to state that Colonel E. G. Beckwith, chief commissary of the department, is temporarily in command of the defenses of this city.
After the campaign of the Mississippi, a large number of general officers were necessarily absent upon leave, in consequence of sickness, exhaustion, and a pressure of private business. The entire disposable force of the department, under orders from the Government at Washington, was in the field, preparatory to a movement into Texas. In the absence of so many general officers for the reason stated, all who were competent for duty were required in the field. There were very few in the department who understood the character of its defenses, which are extended and complicated, and it became necessary, in the absence of so large a portion of the military force from the neighborhood of the city, that some one should be in charge who was familiar with them. Colonel Beckwith was at that moment, considering all the circumstances, the best able to perform the duty required, and was temporarily appointed for that purpose. It is my intention to place a major-general in command, and my attention was directed to Major-General Herron as a suitable officer for that position.

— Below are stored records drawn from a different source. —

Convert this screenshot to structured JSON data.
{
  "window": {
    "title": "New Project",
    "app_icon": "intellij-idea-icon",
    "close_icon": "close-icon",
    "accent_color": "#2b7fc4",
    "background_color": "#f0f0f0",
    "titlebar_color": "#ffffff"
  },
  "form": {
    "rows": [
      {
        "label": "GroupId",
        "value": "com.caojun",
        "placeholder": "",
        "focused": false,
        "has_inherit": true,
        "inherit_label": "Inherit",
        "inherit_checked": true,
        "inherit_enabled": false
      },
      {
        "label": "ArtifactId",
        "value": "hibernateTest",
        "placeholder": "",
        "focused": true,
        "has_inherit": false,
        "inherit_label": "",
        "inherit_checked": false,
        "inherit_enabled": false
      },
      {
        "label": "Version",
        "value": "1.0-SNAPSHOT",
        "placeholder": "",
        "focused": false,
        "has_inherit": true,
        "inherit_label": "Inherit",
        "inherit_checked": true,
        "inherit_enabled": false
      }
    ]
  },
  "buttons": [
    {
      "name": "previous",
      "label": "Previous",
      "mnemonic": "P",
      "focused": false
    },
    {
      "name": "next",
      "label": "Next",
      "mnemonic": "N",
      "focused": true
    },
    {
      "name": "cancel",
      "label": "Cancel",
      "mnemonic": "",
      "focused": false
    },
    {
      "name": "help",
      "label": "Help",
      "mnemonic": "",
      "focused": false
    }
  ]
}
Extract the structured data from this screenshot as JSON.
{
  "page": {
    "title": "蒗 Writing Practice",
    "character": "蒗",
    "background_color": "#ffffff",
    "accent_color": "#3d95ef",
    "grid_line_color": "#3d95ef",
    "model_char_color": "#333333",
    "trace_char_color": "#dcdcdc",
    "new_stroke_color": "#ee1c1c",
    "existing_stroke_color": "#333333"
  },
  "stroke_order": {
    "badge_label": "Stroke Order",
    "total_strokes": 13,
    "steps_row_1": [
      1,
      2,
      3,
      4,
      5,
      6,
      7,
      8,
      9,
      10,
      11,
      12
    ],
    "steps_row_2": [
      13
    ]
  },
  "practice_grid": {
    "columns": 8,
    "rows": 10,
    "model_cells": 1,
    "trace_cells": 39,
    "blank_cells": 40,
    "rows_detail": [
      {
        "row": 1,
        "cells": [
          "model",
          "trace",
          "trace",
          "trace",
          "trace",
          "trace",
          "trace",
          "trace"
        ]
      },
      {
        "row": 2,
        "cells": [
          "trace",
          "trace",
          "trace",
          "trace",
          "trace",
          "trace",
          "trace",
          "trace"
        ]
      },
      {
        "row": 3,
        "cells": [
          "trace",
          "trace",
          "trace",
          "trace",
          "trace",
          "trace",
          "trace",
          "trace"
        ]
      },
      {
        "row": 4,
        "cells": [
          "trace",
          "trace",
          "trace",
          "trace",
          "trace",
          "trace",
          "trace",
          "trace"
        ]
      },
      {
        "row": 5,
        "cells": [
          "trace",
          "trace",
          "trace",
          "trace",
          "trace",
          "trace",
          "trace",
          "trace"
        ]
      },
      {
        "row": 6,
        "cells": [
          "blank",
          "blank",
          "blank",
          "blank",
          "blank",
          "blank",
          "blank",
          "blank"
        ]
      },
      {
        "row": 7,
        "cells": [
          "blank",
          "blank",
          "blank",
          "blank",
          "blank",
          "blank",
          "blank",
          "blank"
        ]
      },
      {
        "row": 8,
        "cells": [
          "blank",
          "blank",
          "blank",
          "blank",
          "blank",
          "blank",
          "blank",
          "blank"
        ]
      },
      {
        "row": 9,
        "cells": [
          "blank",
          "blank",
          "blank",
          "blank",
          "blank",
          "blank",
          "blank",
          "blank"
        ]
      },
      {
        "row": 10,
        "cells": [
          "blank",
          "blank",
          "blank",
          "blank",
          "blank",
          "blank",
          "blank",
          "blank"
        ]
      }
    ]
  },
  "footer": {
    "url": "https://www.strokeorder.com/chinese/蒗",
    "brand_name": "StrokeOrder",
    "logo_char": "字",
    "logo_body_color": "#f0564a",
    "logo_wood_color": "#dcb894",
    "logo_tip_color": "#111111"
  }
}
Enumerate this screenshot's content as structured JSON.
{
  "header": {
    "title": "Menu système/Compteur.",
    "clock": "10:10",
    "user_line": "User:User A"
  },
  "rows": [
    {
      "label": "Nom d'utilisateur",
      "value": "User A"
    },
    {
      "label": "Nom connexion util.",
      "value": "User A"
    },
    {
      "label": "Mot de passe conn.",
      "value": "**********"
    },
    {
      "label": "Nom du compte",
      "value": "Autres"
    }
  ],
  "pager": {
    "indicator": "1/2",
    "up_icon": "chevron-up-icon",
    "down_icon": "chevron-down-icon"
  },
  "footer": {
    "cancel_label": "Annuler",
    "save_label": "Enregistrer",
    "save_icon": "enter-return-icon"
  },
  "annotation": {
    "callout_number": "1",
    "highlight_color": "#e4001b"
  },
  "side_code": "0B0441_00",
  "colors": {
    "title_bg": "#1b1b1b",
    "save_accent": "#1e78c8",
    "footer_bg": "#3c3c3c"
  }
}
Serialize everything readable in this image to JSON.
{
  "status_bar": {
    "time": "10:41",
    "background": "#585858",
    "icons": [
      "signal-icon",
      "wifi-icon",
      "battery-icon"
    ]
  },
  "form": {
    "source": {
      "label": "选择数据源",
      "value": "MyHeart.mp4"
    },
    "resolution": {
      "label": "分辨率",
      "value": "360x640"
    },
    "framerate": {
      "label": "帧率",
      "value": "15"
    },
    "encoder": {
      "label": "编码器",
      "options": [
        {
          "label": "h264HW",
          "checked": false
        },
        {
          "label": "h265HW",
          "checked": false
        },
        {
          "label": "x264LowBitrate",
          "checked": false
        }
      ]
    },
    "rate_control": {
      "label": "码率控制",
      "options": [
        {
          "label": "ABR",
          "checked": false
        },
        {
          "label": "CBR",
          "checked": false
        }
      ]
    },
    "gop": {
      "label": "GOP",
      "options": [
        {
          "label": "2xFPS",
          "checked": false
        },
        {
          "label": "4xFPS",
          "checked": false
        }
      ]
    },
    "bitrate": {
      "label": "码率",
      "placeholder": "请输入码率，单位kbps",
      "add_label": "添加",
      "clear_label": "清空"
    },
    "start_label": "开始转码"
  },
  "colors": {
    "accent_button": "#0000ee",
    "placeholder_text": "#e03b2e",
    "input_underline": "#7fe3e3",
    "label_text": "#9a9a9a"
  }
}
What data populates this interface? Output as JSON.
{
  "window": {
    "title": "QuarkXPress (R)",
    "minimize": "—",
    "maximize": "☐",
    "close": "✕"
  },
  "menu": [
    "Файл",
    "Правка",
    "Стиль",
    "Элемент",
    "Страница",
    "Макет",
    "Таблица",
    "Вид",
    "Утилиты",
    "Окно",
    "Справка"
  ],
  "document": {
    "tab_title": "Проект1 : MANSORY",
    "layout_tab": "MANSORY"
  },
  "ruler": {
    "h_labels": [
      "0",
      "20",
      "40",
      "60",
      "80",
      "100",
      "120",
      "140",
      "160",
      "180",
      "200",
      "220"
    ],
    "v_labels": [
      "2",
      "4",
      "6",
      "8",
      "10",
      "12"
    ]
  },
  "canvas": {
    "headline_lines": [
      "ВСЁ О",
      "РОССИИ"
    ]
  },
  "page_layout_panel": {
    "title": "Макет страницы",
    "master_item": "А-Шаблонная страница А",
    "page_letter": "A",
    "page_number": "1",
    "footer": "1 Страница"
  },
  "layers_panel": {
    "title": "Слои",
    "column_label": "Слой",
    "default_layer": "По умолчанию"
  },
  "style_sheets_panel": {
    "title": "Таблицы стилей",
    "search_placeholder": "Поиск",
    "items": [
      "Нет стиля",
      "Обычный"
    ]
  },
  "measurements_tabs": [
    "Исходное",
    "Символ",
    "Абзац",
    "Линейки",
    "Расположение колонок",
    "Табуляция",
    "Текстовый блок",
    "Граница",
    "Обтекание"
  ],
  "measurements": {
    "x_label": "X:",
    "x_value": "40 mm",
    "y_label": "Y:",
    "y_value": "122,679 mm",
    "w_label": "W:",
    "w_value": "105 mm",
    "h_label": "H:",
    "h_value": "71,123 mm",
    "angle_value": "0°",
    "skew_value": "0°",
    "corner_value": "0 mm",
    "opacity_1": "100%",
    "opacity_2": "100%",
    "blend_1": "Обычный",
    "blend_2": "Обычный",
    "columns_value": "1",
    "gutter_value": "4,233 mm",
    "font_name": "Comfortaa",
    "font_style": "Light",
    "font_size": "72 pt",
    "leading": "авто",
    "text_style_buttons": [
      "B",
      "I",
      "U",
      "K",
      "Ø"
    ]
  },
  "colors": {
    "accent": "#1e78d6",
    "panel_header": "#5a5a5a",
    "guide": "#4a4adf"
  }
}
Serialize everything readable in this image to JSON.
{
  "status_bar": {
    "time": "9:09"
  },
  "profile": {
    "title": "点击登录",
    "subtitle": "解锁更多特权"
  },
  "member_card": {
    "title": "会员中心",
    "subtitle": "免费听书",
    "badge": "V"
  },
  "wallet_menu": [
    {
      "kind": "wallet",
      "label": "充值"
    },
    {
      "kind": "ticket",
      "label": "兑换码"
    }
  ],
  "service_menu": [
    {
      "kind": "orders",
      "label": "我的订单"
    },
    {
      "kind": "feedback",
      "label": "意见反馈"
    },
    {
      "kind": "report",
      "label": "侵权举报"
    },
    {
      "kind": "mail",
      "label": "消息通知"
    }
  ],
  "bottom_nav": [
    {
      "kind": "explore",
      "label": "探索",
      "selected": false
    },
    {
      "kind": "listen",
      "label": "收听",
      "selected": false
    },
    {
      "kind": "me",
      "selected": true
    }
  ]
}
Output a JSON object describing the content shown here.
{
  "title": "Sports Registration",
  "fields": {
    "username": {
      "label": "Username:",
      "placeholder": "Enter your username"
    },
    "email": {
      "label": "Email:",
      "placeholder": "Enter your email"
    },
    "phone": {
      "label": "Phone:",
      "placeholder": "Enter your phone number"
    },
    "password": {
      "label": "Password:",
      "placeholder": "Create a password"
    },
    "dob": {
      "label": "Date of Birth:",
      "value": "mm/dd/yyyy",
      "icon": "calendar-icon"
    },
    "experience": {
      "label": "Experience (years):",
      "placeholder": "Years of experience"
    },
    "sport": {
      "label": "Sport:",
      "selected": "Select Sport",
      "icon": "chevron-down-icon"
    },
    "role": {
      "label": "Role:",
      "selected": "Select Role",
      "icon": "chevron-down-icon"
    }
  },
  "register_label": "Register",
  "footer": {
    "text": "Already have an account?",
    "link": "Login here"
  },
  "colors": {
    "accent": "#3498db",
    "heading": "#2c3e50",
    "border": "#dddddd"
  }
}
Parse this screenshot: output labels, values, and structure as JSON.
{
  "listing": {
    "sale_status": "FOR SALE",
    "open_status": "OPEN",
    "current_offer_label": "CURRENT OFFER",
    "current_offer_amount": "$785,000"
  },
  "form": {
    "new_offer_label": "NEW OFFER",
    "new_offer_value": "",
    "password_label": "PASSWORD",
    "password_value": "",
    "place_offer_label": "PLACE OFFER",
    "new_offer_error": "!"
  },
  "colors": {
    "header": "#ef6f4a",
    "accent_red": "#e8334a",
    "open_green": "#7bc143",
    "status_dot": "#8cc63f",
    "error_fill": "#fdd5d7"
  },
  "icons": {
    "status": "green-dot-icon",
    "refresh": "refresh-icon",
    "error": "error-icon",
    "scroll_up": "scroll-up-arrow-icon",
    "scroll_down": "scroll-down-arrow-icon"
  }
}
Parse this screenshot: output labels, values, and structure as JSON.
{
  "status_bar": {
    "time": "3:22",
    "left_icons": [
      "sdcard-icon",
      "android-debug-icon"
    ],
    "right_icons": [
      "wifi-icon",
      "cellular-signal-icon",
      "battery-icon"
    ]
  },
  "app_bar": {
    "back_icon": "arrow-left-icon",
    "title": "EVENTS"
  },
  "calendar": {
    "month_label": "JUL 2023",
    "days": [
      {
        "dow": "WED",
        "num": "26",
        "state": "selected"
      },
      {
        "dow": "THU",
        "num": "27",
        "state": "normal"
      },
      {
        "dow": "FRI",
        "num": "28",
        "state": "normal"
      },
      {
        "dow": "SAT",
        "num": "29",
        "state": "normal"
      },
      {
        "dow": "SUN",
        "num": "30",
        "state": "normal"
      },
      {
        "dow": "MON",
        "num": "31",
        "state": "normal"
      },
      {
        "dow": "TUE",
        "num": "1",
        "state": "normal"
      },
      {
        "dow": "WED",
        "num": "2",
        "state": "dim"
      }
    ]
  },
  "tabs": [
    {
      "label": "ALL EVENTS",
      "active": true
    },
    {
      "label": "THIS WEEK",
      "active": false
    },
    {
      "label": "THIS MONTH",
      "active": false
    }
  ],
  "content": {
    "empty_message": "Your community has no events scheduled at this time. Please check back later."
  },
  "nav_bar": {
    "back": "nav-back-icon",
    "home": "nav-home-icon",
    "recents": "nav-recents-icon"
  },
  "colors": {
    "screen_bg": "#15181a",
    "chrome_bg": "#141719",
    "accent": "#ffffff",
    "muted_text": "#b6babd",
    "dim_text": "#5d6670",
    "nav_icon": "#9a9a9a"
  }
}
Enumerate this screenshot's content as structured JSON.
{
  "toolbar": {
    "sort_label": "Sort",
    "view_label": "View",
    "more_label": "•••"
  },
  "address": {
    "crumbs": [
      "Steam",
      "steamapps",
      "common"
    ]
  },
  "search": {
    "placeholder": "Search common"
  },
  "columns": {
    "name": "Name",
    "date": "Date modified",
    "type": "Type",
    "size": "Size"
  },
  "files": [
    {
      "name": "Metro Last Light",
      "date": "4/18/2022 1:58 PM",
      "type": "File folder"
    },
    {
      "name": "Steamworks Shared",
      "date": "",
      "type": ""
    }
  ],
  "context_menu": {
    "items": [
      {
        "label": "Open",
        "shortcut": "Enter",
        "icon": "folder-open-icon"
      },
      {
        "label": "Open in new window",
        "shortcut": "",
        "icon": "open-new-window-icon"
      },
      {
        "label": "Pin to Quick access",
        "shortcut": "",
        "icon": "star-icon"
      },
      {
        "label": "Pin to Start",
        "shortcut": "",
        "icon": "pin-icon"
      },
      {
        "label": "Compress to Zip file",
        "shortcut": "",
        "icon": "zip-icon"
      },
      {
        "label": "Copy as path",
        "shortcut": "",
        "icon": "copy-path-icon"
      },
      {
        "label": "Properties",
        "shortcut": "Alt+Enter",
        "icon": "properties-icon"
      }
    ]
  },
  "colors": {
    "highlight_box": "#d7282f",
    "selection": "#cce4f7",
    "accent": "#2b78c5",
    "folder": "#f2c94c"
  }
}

If this be inconsistent with the views of the Department, I should be very glad to receive information, and will await your reply.
I have the honor to be, with much respect, your obedient servant,
N. P. BANKS,
DEPARTMENT OF STATE,
Washington, December 12, 1863.
Major General N. P. BANKS, New Orleans:
GENERAL: I inclose a copy of the letter of the 23rd ultimo,* addressed to you by this Department, and will thank you to communicate the same to Mr. [Andrew J.] Hamilton, the Military Governor of Texas, for his information in regard to the matters to which it relates. You will at the same time inform him that the President excepts that all such intercourse as must necessarily arise out of the war with the insurgents in that State or with the Government of Mexico or any Mexicans, should be carried on by yourself alone, on whom the exclusive responsibility has been devolved. You are further authorized to suspend the Military Governor from his command if the public interest should at any time seem to require it, but not otherwise.
I am, general, your very obedient servant,
WILLIAM H. SEWARD.
December 14, 1863.
The foregoing instructions having been submitted to this Department, are approved, and Major-General Banks is directed to observe them. In case he should find it necessary at any time to suspend the functions of the Military Governor of Texas, he will immediately report his action to this Department, with the reasons and facts upon which it is predicated.
EDWIN M. STANTON,
Secretary of War.
*See p. 815.